After a generation under the "one country, two systems" policy, the people of Hong Kong are accustomed to much greater political and economic freedom relative to the rest of China. For the protesters, it's about more than a single bill. Resisting Xi Jinping and the Communist Party means the survival of a liberal democracy within distance of China's totalitarian grasp — a goal that should be shared by the United States. Instead, President Trump has retreated to his administration's flawed "America First" mindset.

This is an ideal opportunity for the United States to assert our strength by supporting democratic values abroad. In his inaugural address, Trump said he wanted "friendship and goodwill with the nations of the world" while "understanding that it is the right of all nations to put their interests first." But at what point is respecting sovereignty enabling dictatorships? American interests are shaped by the principles of our founding: political freedom, free markets, and human rights. Conversely, the interests of China's Communist Party are the exact opposite. When these values come into conflict, as they have in Hong Kong, it's our responsibility to take a stand for freedom — even if those who need it aren't within our country's borders.

Of course, that's not a call for military action. Putting pressure on Hong Kong is a matter of rhetoric and positioning — vital tenets of effective diplomacy.
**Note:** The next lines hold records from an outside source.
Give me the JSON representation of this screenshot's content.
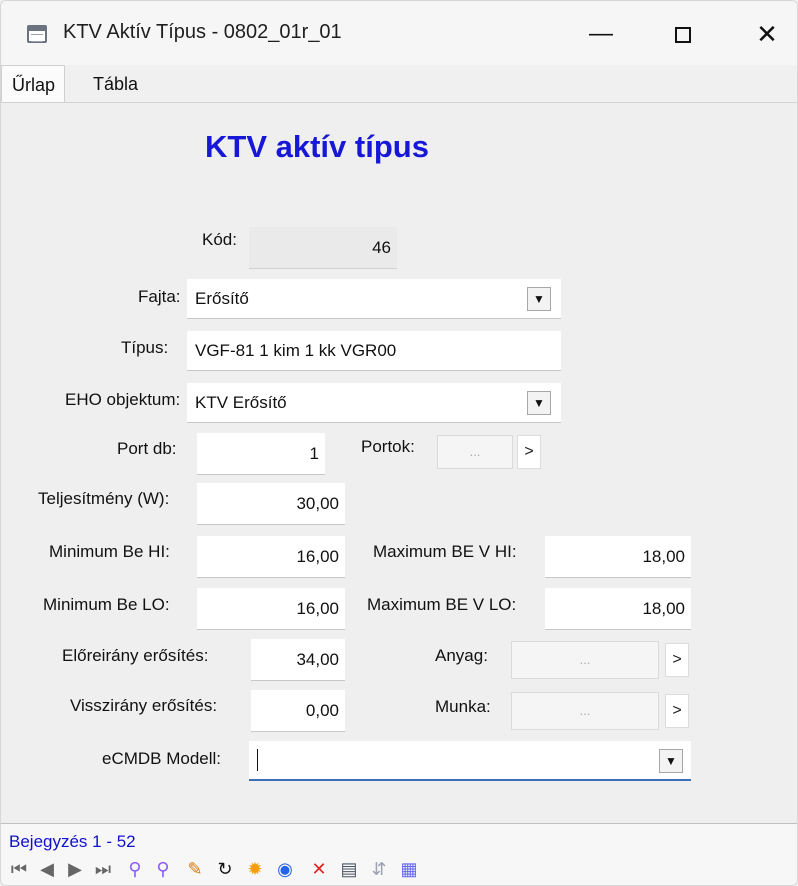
{
  "window": {
    "title": "KTV Aktív Típus - 0802_01r_01",
    "minimize": "—",
    "close": "✕"
  },
  "tabs": [
    "Űrlap",
    "Tábla"
  ],
  "form": {
    "heading": "KTV aktív típus",
    "kod": {
      "label": "Kód:",
      "value": "46"
    },
    "fajta": {
      "label": "Fajta:",
      "value": "Erősítő"
    },
    "tipus": {
      "label": "Típus:",
      "value": "VGF-81 1 kim 1 kk VGR00"
    },
    "eho": {
      "label": "EHO objektum:",
      "value": "KTV Erősítő"
    },
    "port_db": {
      "label": "Port db:",
      "value": "1"
    },
    "portok": {
      "label": "Portok:",
      "button": "...",
      "arrow": ">"
    },
    "teljesitmeny": {
      "label": "Teljesítmény (W):",
      "value": "30,00"
    },
    "min_be_hi": {
      "label": "Minimum Be HI:",
      "value": "16,00"
    },
    "max_be_hi": {
      "label": "Maximum BE V HI:",
      "value": "18,00"
    },
    "min_be_lo": {
      "label": "Minimum Be LO:",
      "value": "16,00"
    },
    "max_be_lo": {
      "label": "Maximum BE V LO:",
      "value": "18,00"
    },
    "eloreirany": {
      "label": "Előreirány erősítés:",
      "value": "34,00"
    },
    "visszirany": {
      "label": "Visszirány erősítés:",
      "value": "0,00"
    },
    "anyag": {
      "label": "Anyag:",
      "button": "...",
      "arrow": ">"
    },
    "munka": {
      "label": "Munka:",
      "button": "...",
      "arrow": ">"
    },
    "ecmdb": {
      "label": "eCMDB Modell:",
      "value": ""
    },
    "dropdown_glyph": "▼"
  },
  "navigation": {
    "record_text": "Bejegyzés 1 - 52",
    "icons": [
      {
        "name": "first-record-icon",
        "glyph": "⏮",
        "color": "#666666"
      },
      {
        "name": "prev-record-icon",
        "glyph": "◀",
        "color": "#666666"
      },
      {
        "name": "next-record-icon",
        "glyph": "▶",
        "color": "#666666"
      },
      {
        "name": "last-record-icon",
        "glyph": "⏭",
        "color": "#666666"
      },
      {
        "name": "add-filter-icon",
        "glyph": "⚲",
        "color": "#8b5cf6"
      },
      {
        "name": "filter-icon",
        "glyph": "⚲",
        "color": "#8b5cf6"
      },
      {
        "name": "edit-icon",
        "glyph": "✎",
        "color": "#d97706"
      },
      {
        "name": "refresh-icon",
        "glyph": "↻",
        "color": "#111111"
      },
      {
        "name": "new-record-icon",
        "glyph": "✹",
        "color": "#f59e0b"
      },
      {
        "name": "web-icon",
        "glyph": "◉",
        "color": "#2563eb"
      },
      {
        "name": "delete-icon",
        "glyph": "✕",
        "color": "#dc2626"
      },
      {
        "name": "print-icon",
        "glyph": "▤",
        "color": "#4b5563"
      },
      {
        "name": "split-icon",
        "glyph": "⇵",
        "color": "#9ca3af"
      },
      {
        "name": "table-export-icon",
        "glyph": "▦",
        "color": "#6366f1"
      }
    ]
  }
}
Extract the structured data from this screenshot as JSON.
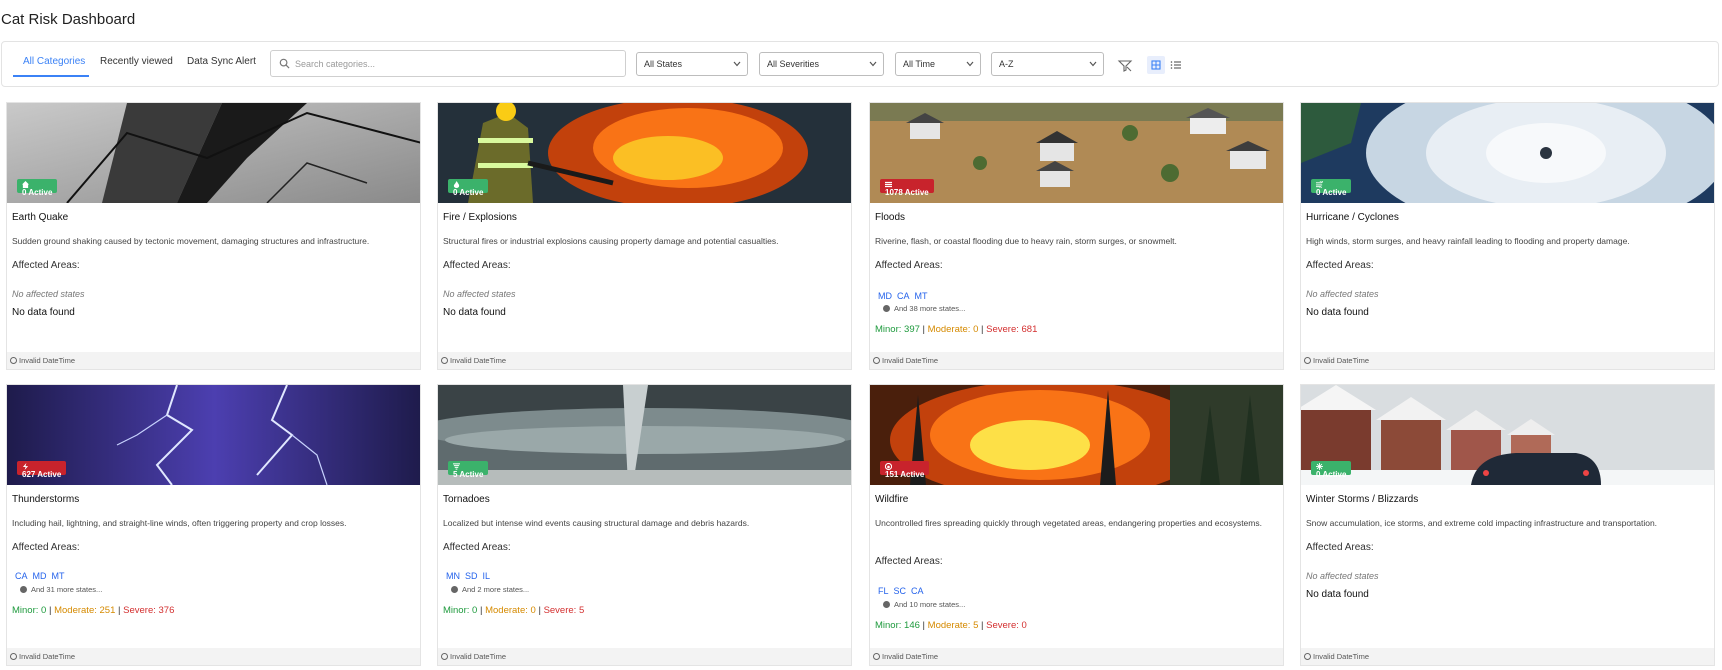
{
  "page": {
    "title": "Cat Risk Dashboard"
  },
  "tabs": [
    {
      "label": "All Categories",
      "active": true
    },
    {
      "label": "Recently viewed",
      "active": false
    },
    {
      "label": "Data Sync Alert",
      "active": false
    }
  ],
  "search": {
    "placeholder": "Search categories...",
    "value": ""
  },
  "filters": {
    "states": "All States",
    "severities": "All Severities",
    "time": "All Time",
    "sort": "A-Z"
  },
  "icons": {
    "clear_filter": "filter-clear-icon",
    "grid_view": "grid-view-icon",
    "list_view": "list-view-icon"
  },
  "colors": {
    "accent": "#3b82f6",
    "badge_green": "#3bb26b",
    "badge_red": "#c8232c",
    "minor": "#1e9a3d",
    "moderate": "#d58a00",
    "severe": "#d32f2f",
    "state_link": "#2563eb"
  },
  "labels": {
    "affected_areas": "Affected Areas:",
    "no_affected": "No affected states",
    "no_data": "No data found",
    "footer": "Invalid DateTime",
    "minor": "Minor:",
    "moderate": "Moderate:",
    "severe": "Severe:"
  },
  "cards": [
    {
      "title": "Earth Quake",
      "badge": "0 Active",
      "badge_color": "green",
      "badge_icon": "house-icon",
      "description": "Sudden ground shaking caused by tectonic movement, damaging structures and infrastructure."
    },
    {
      "title": "Fire / Explosions",
      "badge": "0 Active",
      "badge_color": "green",
      "badge_icon": "flame-icon",
      "description": "Structural fires or industrial explosions causing property damage and potential casualties."
    },
    {
      "title": "Floods",
      "badge": "1078 Active",
      "badge_color": "red",
      "badge_icon": "water-icon",
      "description": "Riverine, flash, or coastal flooding due to heavy rain, storm surges, or snowmelt.",
      "states": [
        "MD",
        "CA",
        "MT"
      ],
      "more": "And 38 more states...",
      "minor": "397",
      "moderate": "0",
      "severe": "681"
    },
    {
      "title": "Hurricane / Cyclones",
      "badge": "0 Active",
      "badge_color": "green",
      "badge_icon": "wind-icon",
      "description": "High winds, storm surges, and heavy rainfall leading to flooding and property damage."
    },
    {
      "title": "Thunderstorms",
      "badge": "627 Active",
      "badge_color": "red",
      "badge_icon": "bolt-icon",
      "description": "Including hail, lightning, and straight-line winds, often triggering property and crop losses.",
      "states": [
        "CA",
        "MD",
        "MT"
      ],
      "more": "And 31 more states...",
      "minor": "0",
      "moderate": "251",
      "severe": "376"
    },
    {
      "title": "Tornadoes",
      "badge": "5 Active",
      "badge_color": "green",
      "badge_icon": "tornado-icon",
      "description": "Localized but intense wind events causing structural damage and debris hazards.",
      "states": [
        "MN",
        "SD",
        "IL"
      ],
      "more": "And 2 more states...",
      "minor": "0",
      "moderate": "0",
      "severe": "5"
    },
    {
      "title": "Wildfire",
      "badge": "151 Active",
      "badge_color": "red",
      "badge_icon": "fire-icon",
      "description": "Uncontrolled fires spreading quickly through vegetated areas, endangering properties and ecosystems.",
      "states": [
        "FL",
        "SC",
        "CA"
      ],
      "more": "And 10 more states...",
      "minor": "146",
      "moderate": "5",
      "severe": "0"
    },
    {
      "title": "Winter Storms / Blizzards",
      "badge": "0 Active",
      "badge_color": "green",
      "badge_icon": "snowflake-icon",
      "description": "Snow accumulation, ice storms, and extreme cold impacting infrastructure and transportation."
    }
  ]
}
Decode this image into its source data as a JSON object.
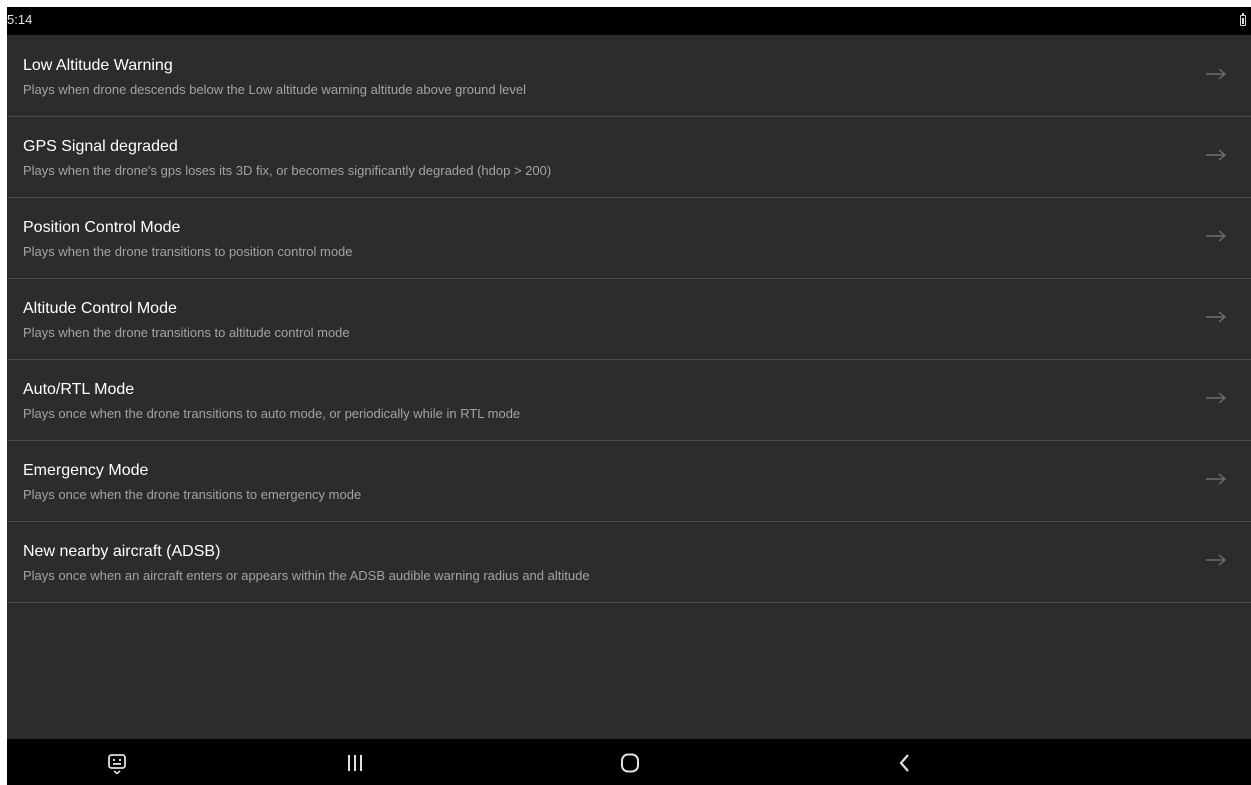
{
  "status_bar": {
    "time": "5:14"
  },
  "settings_list": {
    "items": [
      {
        "title": "Low Altitude Warning",
        "description": "Plays when drone descends below the Low altitude warning altitude above ground level"
      },
      {
        "title": "GPS Signal degraded",
        "description": "Plays when the drone's gps loses its 3D fix, or becomes significantly degraded (hdop > 200)"
      },
      {
        "title": "Position Control Mode",
        "description": "Plays when the drone transitions to position control mode"
      },
      {
        "title": "Altitude Control Mode",
        "description": "Plays when the drone transitions to altitude control mode"
      },
      {
        "title": "Auto/RTL Mode",
        "description": "Plays once when the drone transitions to auto mode, or periodically while in RTL mode"
      },
      {
        "title": "Emergency Mode",
        "description": "Plays once when the drone transitions to emergency mode"
      },
      {
        "title": "New nearby aircraft (ADSB)",
        "description": "Plays once when an aircraft enters or appears within the ADSB audible warning radius and altitude"
      }
    ]
  },
  "icons": {
    "status_battery": "battery-icon",
    "row_chevron": "arrow-right-icon",
    "nav_keyboard": "keyboard-toggle-icon",
    "nav_recents": "recents-icon",
    "nav_home": "home-icon",
    "nav_back": "back-icon"
  },
  "colors": {
    "background": "#2c2c2c",
    "bars": "#000000",
    "title_text": "#ffffff",
    "description_text": "#a3a3a3",
    "divider": "#4a4a4a",
    "arrow": "#6e6e6e"
  }
}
When it comes to heavy-handed world powers, it's an approach that can really work. When the Solidarity movement began organizing against communism in Poland, President Reagan openly condemned the Soviet military's imposition of martial law. His administration's support for the pro-democracy movement helped the Polish people gain liberal reforms from the Soviet regime. Similarly, President Trump doesn't need to be overly cautious about retribution from Xi Jinping and the Chinese government. Open, strong support for democracy in Hong Kong not only advances America's governing principles, but also weakens China's brand of authoritarianism.

After creating a commission to study the role of human rights in U.S. foreign policy, Secretary of State Mike Pompeo wrote last month that the principles of our Constitution are central "not only to Americans," but to the rest of the world. He was right — putting "America First" means being the first advocate for freedom across the globe. Nothing shows the strength of our country more than when, in crucial moments of their own history, other nations find inspiration in our flag.

Let's join the people of Hong Kong in their defiance of tyranny.

Matt Liles is a writer and Young Voices contributor from Austin, Texas.

Summer is ending and fall is in the air. Before you know it, Christmas will be here, a time when much of the world unites to celebrate the love of family, the generosity of the human spirit, and the birth of the Christ-child in Bethlehem.

For one night only at the Kingsbury Hall in Salt Lake City, on December 7th, join internationally-acclaimed radio host and storyteller Glenn Beck as he walks you through tales of Christmas in the way that only he can. There will be laughs, and there might be a few tears. But at the end of the night, you'll leave with a warm feeling in your heart and a smile on your face.

Reconnect to the true spirit of Christmas with Glenn Beck, in a storytelling tour de force that you won't soon forget.

Get tickets and learn more about the event here.

The general sale period will be Friday, August 16 at 10:00 AM MDT. Stay tuned to for updates. We look forward to sharing in the Christmas spirit with you!